### What the task asks:
Each line of the records that holds "Manager" should be shown in full.

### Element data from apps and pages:

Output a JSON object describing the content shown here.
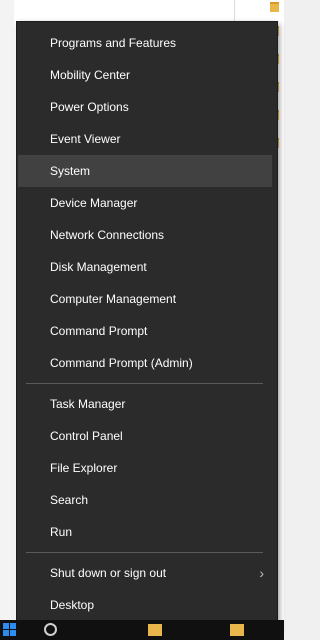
{
  "menu": {
    "items": [
      {
        "label": "Programs and Features"
      },
      {
        "label": "Mobility Center"
      },
      {
        "label": "Power Options"
      },
      {
        "label": "Event Viewer"
      },
      {
        "label": "System"
      },
      {
        "label": "Device Manager"
      },
      {
        "label": "Network Connections"
      },
      {
        "label": "Disk Management"
      },
      {
        "label": "Computer Management"
      },
      {
        "label": "Command Prompt"
      },
      {
        "label": "Command Prompt (Admin)"
      },
      {
        "label": "Task Manager"
      },
      {
        "label": "Control Panel"
      },
      {
        "label": "File Explorer"
      },
      {
        "label": "Search"
      },
      {
        "label": "Run"
      },
      {
        "label": "Shut down or sign out"
      },
      {
        "label": "Desktop"
      }
    ],
    "hovered_item": "System",
    "submenu_icon": "chevron-right-icon"
  },
  "colors": {
    "menu_bg": "#2b2b2b",
    "hover_bg": "#414141",
    "text": "#ffffff",
    "start_accent": "#2d8cf0"
  }
}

### Your solution:
        "label": "Device Manager"
        "label": "Task Manager"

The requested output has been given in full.